Sentencing and fines
Quality Egg was sentenced to pay a fine of $6.79m and placed on probation for three years.
During 2010, adulterated eggs produced and distributed by Quality Egg were linked to 1,939 reported illnesses in multiple states—a nationwide outbreak of salmonellosis that led to the August 2010 recall of millions of eggs produced by the defendants.
Kevin Techau, US Attorney of the Northern District of Iowa, said the prosecution sends a stern message to anyone tempted to place profits over people’s welfare.
“Corporate officials are on notice. If you sell contaminated food you will be held responsible for your conduct. Claims of ignorance or 'I delegated the responsibility to someone else’ will not shield them from criminal responsibility.”
Dr Stephen Ostroff, US Food and Drug Administration (FDA) Acting Commissioner, said food manufacturers have a responsibility to produce and sell food that is safe for consumers to eat.
“Eggs are commonly consumed nationwide, both on their own and as ingredients in other foods.

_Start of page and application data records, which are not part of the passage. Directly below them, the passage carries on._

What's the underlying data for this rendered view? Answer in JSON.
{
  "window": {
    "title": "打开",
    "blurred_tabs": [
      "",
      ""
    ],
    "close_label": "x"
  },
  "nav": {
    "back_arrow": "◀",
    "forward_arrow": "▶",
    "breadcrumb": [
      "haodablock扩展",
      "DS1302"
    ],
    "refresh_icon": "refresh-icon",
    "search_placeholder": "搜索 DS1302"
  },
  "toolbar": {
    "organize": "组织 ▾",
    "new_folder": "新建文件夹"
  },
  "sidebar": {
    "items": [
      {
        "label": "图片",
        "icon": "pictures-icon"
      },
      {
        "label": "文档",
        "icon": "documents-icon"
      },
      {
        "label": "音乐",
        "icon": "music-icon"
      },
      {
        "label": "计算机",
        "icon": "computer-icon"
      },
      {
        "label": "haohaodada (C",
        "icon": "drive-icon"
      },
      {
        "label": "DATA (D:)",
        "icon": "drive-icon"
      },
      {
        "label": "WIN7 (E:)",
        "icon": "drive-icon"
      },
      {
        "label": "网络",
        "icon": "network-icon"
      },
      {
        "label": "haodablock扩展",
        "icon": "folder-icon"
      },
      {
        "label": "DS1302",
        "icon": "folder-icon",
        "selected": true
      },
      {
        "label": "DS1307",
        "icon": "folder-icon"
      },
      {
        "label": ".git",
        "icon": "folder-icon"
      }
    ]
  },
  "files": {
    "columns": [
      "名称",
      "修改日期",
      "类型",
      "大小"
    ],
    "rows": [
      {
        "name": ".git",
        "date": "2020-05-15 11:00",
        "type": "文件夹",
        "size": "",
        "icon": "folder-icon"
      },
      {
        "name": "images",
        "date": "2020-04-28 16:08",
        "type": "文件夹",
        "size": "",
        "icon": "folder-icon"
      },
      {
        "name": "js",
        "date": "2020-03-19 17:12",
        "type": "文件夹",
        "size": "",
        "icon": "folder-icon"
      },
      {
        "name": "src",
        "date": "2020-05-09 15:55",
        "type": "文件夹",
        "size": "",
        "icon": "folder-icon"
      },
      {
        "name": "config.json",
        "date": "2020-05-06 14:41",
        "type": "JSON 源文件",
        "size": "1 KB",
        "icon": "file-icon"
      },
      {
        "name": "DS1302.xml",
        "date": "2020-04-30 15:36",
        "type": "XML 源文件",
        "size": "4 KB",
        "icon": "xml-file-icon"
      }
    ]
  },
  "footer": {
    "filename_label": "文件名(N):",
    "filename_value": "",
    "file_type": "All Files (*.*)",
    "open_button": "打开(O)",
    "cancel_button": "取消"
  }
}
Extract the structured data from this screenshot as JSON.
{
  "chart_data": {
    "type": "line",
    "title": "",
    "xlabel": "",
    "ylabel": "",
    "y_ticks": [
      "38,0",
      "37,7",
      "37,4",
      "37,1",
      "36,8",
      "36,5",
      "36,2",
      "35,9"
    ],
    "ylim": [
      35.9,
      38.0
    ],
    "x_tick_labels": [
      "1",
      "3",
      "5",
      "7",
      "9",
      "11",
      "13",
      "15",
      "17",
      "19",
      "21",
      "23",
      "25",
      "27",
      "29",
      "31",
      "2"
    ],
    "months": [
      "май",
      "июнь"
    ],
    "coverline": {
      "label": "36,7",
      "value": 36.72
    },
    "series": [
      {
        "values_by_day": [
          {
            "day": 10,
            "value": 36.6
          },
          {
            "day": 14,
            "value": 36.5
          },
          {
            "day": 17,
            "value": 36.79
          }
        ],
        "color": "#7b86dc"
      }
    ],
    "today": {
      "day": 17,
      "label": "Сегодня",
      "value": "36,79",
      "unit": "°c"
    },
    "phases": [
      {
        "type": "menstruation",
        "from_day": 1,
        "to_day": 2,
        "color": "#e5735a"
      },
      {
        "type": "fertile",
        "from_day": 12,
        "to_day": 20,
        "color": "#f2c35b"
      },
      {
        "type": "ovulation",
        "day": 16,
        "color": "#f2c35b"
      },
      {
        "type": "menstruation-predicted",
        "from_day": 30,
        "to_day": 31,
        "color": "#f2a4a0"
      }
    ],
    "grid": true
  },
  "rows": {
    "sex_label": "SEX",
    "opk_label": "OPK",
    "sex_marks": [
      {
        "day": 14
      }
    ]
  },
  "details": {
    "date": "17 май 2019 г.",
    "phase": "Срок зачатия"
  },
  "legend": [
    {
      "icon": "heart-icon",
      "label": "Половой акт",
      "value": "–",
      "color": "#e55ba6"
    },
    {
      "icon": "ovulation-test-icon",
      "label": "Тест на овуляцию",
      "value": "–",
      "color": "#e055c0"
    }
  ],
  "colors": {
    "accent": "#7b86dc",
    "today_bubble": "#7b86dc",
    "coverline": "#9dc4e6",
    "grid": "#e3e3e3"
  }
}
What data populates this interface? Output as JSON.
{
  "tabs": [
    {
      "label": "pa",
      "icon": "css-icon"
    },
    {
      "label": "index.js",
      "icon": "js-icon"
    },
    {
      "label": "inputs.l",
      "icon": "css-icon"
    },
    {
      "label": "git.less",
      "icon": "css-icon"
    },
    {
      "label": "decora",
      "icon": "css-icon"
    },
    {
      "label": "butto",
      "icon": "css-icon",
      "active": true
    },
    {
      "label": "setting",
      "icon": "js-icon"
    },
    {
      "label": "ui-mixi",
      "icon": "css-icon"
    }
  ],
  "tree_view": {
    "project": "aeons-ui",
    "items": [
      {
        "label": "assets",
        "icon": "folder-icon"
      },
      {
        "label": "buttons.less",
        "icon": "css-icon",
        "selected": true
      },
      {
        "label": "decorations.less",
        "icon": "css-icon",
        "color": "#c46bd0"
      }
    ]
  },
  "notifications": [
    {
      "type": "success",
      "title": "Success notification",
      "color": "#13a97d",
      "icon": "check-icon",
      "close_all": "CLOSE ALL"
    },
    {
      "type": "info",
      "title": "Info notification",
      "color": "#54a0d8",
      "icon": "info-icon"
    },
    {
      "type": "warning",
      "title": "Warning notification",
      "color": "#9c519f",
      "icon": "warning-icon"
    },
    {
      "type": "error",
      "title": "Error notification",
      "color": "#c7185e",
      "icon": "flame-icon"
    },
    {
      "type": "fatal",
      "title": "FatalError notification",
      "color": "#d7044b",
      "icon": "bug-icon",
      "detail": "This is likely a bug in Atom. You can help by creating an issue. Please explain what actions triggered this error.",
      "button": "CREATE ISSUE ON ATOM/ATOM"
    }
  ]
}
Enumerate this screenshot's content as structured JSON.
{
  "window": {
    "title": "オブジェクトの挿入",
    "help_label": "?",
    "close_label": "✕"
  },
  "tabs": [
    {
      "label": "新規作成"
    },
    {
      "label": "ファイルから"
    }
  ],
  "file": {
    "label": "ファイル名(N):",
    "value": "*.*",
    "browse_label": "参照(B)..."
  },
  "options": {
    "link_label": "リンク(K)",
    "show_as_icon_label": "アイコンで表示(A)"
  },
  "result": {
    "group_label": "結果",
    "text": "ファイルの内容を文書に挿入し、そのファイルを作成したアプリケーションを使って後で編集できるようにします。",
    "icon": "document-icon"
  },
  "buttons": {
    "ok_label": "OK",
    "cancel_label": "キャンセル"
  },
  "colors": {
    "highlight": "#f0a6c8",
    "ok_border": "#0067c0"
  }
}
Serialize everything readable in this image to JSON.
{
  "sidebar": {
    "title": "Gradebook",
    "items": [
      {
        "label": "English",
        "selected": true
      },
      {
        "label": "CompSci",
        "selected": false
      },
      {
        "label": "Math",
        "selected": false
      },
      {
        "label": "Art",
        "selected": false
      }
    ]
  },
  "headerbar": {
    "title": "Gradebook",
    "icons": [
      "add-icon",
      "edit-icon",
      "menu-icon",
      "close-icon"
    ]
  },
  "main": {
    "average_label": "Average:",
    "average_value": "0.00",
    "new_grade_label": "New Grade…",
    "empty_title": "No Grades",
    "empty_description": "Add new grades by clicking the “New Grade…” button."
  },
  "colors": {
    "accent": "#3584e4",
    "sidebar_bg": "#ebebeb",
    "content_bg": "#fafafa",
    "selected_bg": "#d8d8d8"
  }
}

When manufacturers fail to produce safe food, the FDA will take action to protect public health.”
Quality Egg admitted personnel had disregarded food safety standards and practices and misled customers, including Walmart, about the company’s food safety practices.
The firm pleaded guilty to bribing a US Department of Agriculture (USDA) inspector to release eggs retained for quality issues.
It acknowledged, on at least two occasions in 2010, its employees gave a cash bribe to the inspector in an attempt to influence the release of pallets of retained eggs for sale without re-processing as required by law and USDA standards.
The eggs had been retained or “red tagged” for failing to meet minimum quality grade standards.
Former Quality Egg employee Tony Wasmund, pleaded guilty in September 2012 to one count of conspiracy to bribe a public official, sell restricted eggs with intent to defraud and introduce misbranded food into interstate commerce with intent to defraud and mislead.
Wasmund is scheduled to be sentenced on May 15.
David Plunkett, CSPI senior food safety attorney, said safety should be top of mind for everyone who produces food.
“The DeCosters oversaw conditions on a farm that caused thousands of illnesses and was cited by the Food and Drug Administration for its deplorable conditions.
“Their sentence demonstrates that food businesses that don’t practice food safety are committing a serious crime.”